P@SHA workshop with Jawwad Ahmed Farid (center) and Karachi School for Business & Leadership students.
What are the necessary steps to take an idea from conception into a commercial reality? How do you strategize and pitch a business idea to a potential investor? How do you select good talent and put together a team? According to CIPE partner Pakistan Software Houses Association for IT & ITES (P@SHA), young aspiring entrepreneurs in Pakistan are full of questions like these.
Entrepreneurs are desperately needed for Pakistan’s future. The country currently faces two significant challenges: a youth bulge and a slow growth.
Today, youth under the age of 30 make up an astonishing two-thirds of the total population. Coupled with this is a slow economy—Pakistan is experiencing limited GDP growth—and the business community and the public sector simply cannot provide enough jobs for employable youth. As a way to address these issues, P@SHA led an eight-month youth entrepreneurship program targeting university students in the technology field.

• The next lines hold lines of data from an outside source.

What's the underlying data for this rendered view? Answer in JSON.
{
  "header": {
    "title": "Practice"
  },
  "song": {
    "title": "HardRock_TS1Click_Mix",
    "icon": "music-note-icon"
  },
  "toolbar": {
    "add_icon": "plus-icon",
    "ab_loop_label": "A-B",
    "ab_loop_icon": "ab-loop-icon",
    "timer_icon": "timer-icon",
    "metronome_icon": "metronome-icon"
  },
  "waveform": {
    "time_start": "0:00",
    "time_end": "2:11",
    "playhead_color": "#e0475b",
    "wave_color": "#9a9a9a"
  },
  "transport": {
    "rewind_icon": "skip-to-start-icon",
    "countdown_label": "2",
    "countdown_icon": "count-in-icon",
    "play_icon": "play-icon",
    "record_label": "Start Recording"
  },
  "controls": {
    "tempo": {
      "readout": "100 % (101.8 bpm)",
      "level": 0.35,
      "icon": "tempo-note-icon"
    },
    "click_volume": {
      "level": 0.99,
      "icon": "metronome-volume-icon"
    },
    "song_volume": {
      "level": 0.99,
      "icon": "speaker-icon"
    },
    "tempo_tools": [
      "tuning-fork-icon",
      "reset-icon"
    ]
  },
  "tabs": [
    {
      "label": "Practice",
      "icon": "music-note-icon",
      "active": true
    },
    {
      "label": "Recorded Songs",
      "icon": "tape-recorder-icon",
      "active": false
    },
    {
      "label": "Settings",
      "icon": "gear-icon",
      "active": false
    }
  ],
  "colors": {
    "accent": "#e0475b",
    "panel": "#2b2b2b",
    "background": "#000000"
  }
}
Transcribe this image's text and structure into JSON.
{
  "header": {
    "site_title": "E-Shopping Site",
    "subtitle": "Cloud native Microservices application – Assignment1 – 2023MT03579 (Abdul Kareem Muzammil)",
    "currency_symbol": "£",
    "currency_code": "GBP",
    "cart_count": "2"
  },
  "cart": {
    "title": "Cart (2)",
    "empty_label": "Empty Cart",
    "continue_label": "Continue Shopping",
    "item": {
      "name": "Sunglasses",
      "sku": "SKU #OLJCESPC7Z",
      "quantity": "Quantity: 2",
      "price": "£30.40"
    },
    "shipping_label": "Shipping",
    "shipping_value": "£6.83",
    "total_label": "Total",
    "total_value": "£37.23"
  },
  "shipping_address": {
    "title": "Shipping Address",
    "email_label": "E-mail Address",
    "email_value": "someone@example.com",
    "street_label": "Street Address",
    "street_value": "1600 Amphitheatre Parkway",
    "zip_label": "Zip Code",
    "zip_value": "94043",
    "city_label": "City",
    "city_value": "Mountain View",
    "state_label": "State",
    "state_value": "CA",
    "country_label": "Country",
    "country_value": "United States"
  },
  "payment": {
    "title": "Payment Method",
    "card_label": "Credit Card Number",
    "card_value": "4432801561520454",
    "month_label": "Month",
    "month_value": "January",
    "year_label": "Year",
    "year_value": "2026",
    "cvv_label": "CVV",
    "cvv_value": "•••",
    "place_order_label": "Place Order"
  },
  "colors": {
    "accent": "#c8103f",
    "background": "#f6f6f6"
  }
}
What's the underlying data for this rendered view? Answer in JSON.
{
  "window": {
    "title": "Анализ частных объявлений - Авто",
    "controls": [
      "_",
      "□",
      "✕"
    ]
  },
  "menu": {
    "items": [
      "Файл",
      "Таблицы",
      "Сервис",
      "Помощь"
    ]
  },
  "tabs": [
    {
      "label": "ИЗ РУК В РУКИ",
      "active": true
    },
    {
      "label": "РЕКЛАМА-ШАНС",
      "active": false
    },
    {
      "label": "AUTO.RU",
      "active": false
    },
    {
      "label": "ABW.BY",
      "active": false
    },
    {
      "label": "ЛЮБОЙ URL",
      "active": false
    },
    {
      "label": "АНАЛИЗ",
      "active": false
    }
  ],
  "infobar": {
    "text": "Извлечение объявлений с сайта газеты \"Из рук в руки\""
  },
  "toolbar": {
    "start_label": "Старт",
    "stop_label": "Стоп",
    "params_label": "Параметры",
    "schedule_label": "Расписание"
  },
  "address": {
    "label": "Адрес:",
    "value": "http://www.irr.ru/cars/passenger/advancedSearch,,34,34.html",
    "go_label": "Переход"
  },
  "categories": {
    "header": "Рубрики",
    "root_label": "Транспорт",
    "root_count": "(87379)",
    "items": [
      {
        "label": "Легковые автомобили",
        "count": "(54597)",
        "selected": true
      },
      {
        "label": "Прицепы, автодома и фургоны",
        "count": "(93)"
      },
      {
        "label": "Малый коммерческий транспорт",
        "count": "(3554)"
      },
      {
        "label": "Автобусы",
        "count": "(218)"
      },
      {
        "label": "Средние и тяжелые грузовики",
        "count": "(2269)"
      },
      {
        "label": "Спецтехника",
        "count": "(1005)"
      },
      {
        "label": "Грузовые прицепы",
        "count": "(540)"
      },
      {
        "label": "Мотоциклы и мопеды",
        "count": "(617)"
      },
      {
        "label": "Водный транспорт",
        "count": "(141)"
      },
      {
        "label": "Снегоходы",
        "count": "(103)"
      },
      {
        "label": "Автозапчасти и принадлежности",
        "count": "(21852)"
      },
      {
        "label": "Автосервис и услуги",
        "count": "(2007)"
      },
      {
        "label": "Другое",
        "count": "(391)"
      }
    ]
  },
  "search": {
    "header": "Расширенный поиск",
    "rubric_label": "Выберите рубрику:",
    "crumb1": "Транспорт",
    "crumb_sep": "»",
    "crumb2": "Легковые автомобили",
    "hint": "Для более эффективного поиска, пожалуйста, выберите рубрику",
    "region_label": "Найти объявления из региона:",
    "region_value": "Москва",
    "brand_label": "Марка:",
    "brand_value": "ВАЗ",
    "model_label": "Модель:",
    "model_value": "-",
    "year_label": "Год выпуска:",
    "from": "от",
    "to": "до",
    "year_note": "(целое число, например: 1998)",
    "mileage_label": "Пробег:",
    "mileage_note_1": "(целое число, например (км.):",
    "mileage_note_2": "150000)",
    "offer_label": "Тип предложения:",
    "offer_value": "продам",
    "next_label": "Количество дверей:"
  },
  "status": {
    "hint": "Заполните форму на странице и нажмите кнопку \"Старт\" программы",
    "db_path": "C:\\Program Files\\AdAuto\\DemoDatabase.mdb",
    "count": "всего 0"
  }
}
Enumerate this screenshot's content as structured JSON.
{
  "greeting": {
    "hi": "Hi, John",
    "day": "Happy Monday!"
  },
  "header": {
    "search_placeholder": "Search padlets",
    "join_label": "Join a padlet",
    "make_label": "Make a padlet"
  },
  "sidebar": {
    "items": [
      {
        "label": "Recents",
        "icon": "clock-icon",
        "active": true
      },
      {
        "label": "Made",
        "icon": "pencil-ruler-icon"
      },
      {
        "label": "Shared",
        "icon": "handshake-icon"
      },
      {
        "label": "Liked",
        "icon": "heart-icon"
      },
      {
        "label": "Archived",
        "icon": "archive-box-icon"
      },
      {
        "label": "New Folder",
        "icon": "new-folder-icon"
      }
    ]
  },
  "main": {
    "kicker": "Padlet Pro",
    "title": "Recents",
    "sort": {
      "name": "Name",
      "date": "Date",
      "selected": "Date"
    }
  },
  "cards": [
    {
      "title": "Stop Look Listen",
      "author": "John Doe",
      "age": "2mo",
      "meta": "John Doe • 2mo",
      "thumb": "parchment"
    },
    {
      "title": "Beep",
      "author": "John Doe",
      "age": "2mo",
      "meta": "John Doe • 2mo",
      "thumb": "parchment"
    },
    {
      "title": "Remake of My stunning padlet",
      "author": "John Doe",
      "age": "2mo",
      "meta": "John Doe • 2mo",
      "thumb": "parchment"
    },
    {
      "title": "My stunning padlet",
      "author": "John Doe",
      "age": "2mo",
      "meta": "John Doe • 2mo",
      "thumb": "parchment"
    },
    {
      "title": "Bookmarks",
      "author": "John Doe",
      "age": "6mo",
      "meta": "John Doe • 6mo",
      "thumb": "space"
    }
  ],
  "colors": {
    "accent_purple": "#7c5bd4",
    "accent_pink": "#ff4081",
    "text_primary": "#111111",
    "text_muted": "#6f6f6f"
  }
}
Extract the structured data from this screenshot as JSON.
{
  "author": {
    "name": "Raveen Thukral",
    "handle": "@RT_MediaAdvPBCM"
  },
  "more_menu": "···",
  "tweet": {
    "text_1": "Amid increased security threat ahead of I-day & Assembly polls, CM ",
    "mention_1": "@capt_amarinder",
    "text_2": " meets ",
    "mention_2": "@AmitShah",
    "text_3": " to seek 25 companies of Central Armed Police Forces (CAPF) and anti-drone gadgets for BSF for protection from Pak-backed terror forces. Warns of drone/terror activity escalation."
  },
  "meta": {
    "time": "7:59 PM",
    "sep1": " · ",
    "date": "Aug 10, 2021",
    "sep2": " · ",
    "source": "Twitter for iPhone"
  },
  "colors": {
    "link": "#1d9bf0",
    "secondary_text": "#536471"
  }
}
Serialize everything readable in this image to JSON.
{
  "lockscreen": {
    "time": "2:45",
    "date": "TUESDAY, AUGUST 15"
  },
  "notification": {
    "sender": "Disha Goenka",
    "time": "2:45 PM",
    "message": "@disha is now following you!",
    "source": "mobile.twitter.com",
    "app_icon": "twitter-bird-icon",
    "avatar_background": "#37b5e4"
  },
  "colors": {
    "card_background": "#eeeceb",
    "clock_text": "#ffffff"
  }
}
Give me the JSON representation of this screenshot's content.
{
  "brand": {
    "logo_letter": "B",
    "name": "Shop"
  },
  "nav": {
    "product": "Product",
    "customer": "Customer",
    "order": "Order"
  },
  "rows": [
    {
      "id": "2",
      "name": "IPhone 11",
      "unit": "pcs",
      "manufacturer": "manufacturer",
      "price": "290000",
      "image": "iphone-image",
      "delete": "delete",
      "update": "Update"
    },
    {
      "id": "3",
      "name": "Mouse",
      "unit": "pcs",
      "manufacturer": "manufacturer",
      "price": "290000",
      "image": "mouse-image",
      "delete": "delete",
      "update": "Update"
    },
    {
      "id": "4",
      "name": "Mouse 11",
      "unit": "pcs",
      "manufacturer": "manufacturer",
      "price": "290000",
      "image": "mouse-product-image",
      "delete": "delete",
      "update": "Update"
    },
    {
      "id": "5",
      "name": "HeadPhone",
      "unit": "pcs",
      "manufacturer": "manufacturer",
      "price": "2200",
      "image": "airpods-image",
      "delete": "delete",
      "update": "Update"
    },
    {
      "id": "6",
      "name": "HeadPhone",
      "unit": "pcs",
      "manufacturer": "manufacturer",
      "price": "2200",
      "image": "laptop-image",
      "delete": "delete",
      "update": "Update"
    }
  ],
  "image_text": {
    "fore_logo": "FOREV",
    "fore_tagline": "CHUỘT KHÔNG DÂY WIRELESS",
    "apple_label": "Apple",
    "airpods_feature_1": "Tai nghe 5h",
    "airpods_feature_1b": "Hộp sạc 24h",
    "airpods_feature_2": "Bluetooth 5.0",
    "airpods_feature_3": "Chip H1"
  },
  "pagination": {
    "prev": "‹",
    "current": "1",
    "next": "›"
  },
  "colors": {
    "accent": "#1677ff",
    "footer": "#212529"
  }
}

There’s much buzz around the world these days about harnessing the potential of youth to ignite future economic growth and development. As society’s most idealistic group, they are full of energy and new ideas to start a new venture or challenge the status quo. Yet youth, more often than adults, face myriad of challenges to becoming entrepreneurs.
In this week’s Economic Reform Feature Service article, three winners from CIPE’s 2012 International Youth Essay Competition in the Entrepreneurship and Innovation category, explore various topics about youth entrepreneurship, including: what barriers do young entrepreneurs in their countries face in translating their ideas into products and services? How do young entrepreneurs foster new ways of acting and thinking?
Participants of the LíderAcción program
A few months back, Martin Friedl wrote about the impact that the Instituto Invertir’s LíderAcción program
has had on improving youth’s perceptions of a market economy and democracy. LíderAcción
, a leadership and entrepreneurship program for rural Peruvian youth, is also providing students with the tools to start their own business. Having only just finished its second year, the results in numbers are impressive:
3,600 = number of university students that have applied for the program
300 = number of rural university students who have completed the courses on democracy, free market economics, leadership and entrepreneurship
5,000+ = number of other university students and community members reached through the multiplicative efforts of LíderAcción students
78 = number of business plans developed with guidance from leading academics and business practitioners
20+ = number of actual businesses all over Perú that have been started by LíderAcción students
Last week marked the International Education Week celebrating the benefits of international education and exchange worldwide. It was also the Global Entrepreneurship Week, an initiative to inspire young people to embrace innovation, imagination and creativity. The values and ideas underlying both those celebrations are at the core of Saeed Mahmoud Jajah’s winning essay in the category of “Entrepreneurship and Leadership” of the 2009 CIPE International Youth Essay Competition.
He talks about the current state of youth entrepreneurship in Ghana and challenges facing young entrepreneurs such as lack of confidence and capital, unfriendly business environment, or lack of proper education and technical know-how. But there is a way forward. Through improved business environment, better training and access to funding, mentorship programs, and other similar initiatives, more Ghanaian students will have a chance of becoming entrepreneurs and realizing their dreams.
Article at a Glance
- Due to an unfavorable business climate and a lack of proper education, many young people in Ghana view entrepreneurship as a risk that is not worth taking.
- The government and the private sector need to work together to foster a new culture of entrepreneurship among the Ghanaian youth.
- With the proper incentives and motivation youth can become a major source of economic growth in Ghana.